Ozzie worked east of the Southern Uplands before crossing to the headwaters of the Esk. From there the mountains of the Lake District were in view.
After nine hours of continuous flight Ozzie began to tire and look out for a place to rest and perhaps feed. The weather had been superb all day but as Ozzie dropped down to Ullswater clouds were rolling off the tops and it had started to rain. Ozzie flew along the western shore scanning the water for fish. But it was no use. The rain was getting harder and the surface was a seething carpet of ripples. Spotting fish was out of the question. Ozzie gave it up as a bad job and opted to roost up in the lakeside pines.
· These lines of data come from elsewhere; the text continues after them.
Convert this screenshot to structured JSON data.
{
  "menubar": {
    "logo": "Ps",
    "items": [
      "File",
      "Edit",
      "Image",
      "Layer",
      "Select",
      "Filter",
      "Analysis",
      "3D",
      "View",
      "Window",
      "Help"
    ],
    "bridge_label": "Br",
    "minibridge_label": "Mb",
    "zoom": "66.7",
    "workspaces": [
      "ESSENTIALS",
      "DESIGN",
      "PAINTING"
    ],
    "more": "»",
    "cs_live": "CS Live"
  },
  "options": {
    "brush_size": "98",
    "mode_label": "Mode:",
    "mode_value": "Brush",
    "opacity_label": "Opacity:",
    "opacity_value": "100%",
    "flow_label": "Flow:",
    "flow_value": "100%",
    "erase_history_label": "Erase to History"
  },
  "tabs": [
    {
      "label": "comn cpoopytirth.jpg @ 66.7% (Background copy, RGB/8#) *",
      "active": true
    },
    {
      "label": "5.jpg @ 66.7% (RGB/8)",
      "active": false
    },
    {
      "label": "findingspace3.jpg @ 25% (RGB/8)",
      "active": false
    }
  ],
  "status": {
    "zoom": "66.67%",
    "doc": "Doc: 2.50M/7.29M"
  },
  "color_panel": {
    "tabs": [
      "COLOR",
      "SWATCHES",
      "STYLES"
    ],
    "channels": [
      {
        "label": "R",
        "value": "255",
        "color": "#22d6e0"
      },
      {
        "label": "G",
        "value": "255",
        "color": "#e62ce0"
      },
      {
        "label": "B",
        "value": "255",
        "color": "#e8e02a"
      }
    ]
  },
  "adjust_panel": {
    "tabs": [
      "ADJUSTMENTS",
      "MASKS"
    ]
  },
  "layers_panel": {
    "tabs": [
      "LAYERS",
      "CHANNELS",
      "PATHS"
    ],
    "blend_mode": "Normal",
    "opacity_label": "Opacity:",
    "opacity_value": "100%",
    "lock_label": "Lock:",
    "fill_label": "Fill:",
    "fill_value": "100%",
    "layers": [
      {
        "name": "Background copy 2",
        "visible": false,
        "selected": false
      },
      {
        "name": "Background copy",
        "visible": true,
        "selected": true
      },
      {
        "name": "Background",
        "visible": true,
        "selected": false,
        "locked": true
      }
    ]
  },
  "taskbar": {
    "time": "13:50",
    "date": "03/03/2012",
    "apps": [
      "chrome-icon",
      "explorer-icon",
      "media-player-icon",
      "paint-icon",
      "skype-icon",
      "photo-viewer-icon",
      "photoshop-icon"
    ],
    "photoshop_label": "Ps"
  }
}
Ozzie had a wet and blustery night but the following morning was a little better and he felt compelled to continue. Visibility was less good but flying lower he set off again. He struggled up the valley and began to cross the Kirkstone Pass. Cloud gave way to misty rain and visibility reduced markedly. The rain became harder and suddenly the rough moorland loomed up ahead of Ozzie. He was in trouble now and he knew he couldn't go on in this. He went to land on a dry stone wall by the road but then opted for a large boulder, where he sat with his head pulled deep into his shoulders, body held parallel with the angle of the rain to minimise his soaking. Twenty minutes later the squall abated revealing the pass up ahead and a break of clear blue skies beyond.
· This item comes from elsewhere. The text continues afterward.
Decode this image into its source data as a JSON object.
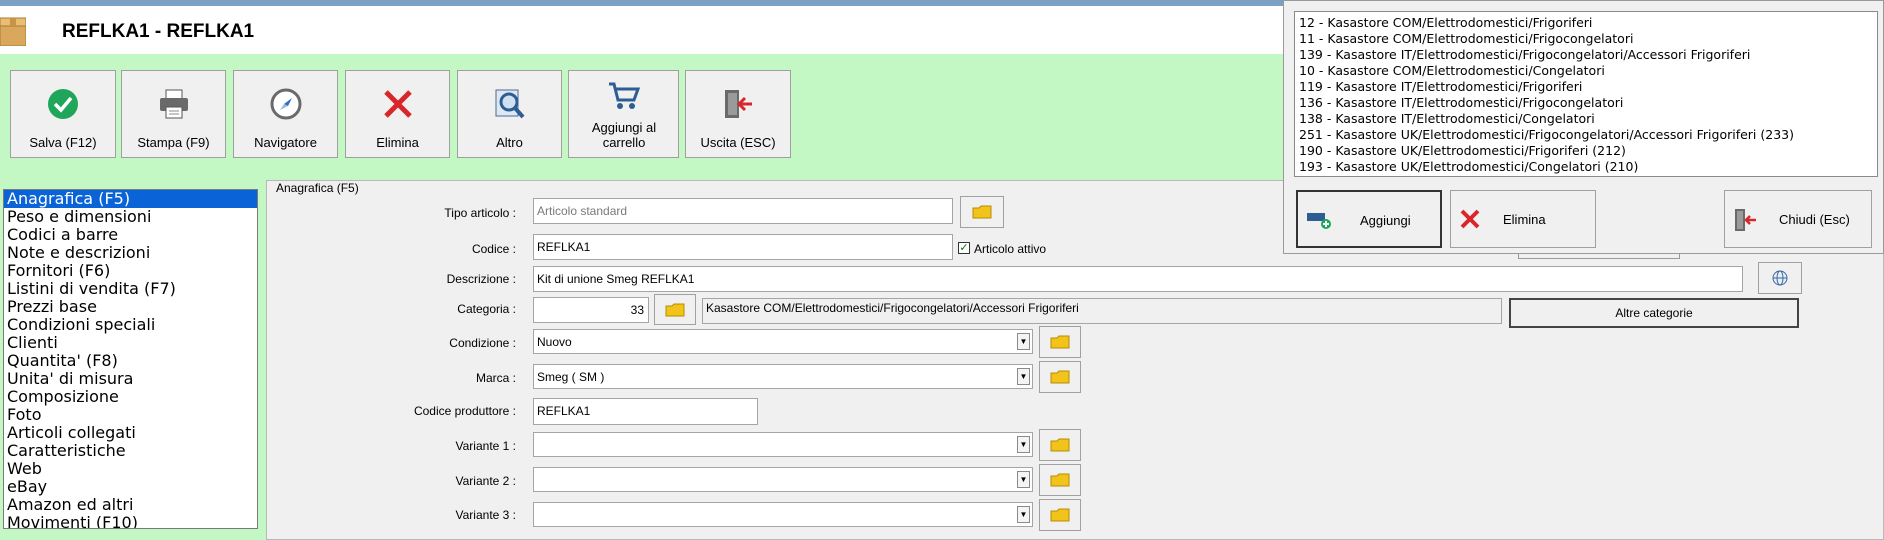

Ozzie shook the water from his plumage and preened his feathers into shape. Moments later he launched off and flew low over the moor and took the crest of the pass with only a metre to spare. Down the valley ahead lay Lake Windermere. He came into the lake across the town of Ambleside and over the sailing boats. The next shower had already hidden the far end of the lake and within minutes the fine weather had been overtaken by rain. Ozzie spent the rest of the morning at the lake, enduring several more sharp showers and making no successful catch of fish. At around midday the weather had improved and Ozzie struck out southwards again. By early evening the temperature was beginning to drop and flying for Ozzie was harder without the lift of warm air.
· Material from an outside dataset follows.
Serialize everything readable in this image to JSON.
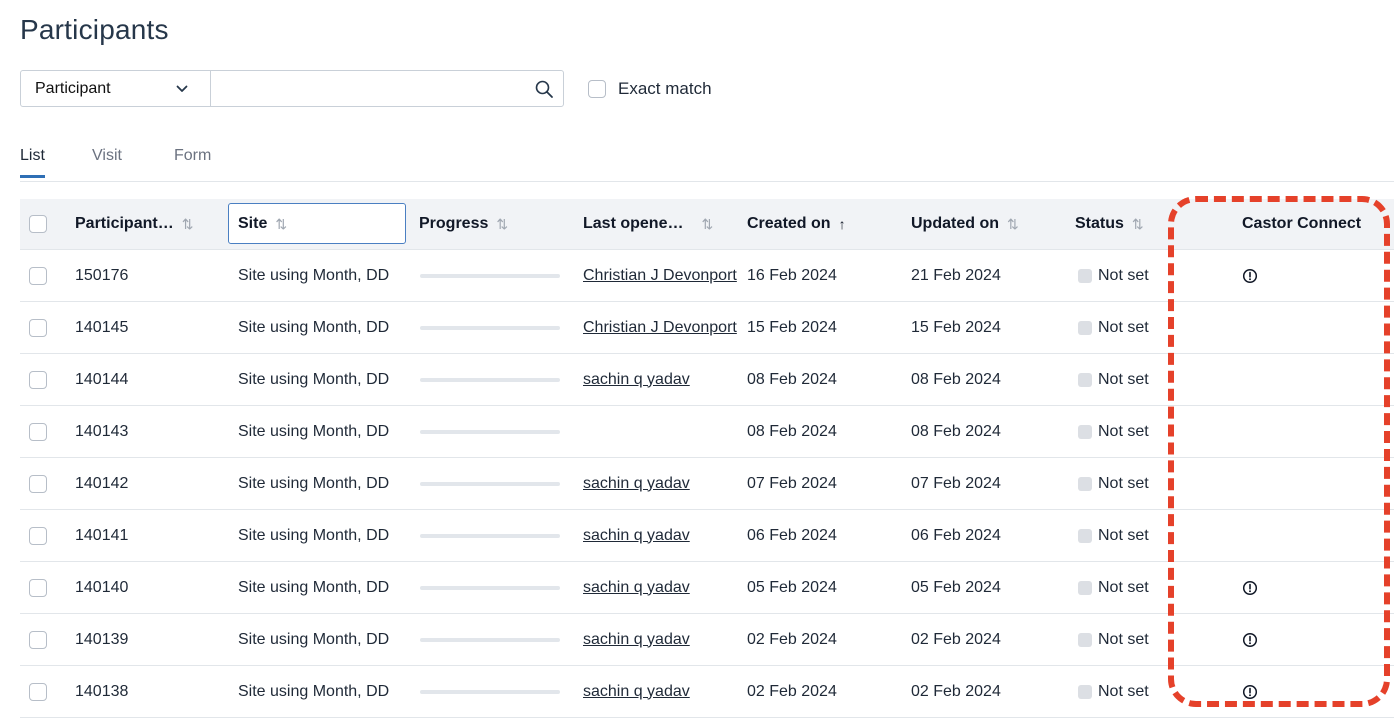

Ozzie saw a large horseshoe shaped lake coming up and decided to drop down. It was the huge reservoir of Rutland Water. He roosted in oaks on the southern shore of the central peninsular. Ozzie woke up hungry and set about catching breakfast. As he circled up he heard a familiar sound. An Osprey was calling. The tone was aggressive, and was delivered by an adult Osprey taking a break from migration. There were seven other Ospreys in residence, young birds from a reintroduction program at the lake. Ozzie decided to strike out southwards, earlier than intended, and still hungry. The weather was good and Ozzie got up high. Within three hours Ozzie was east of Stevenage. Ahead of him was the Lee Valley, a ribbon of lakes stretching twenty-five kilometres into the heart of London.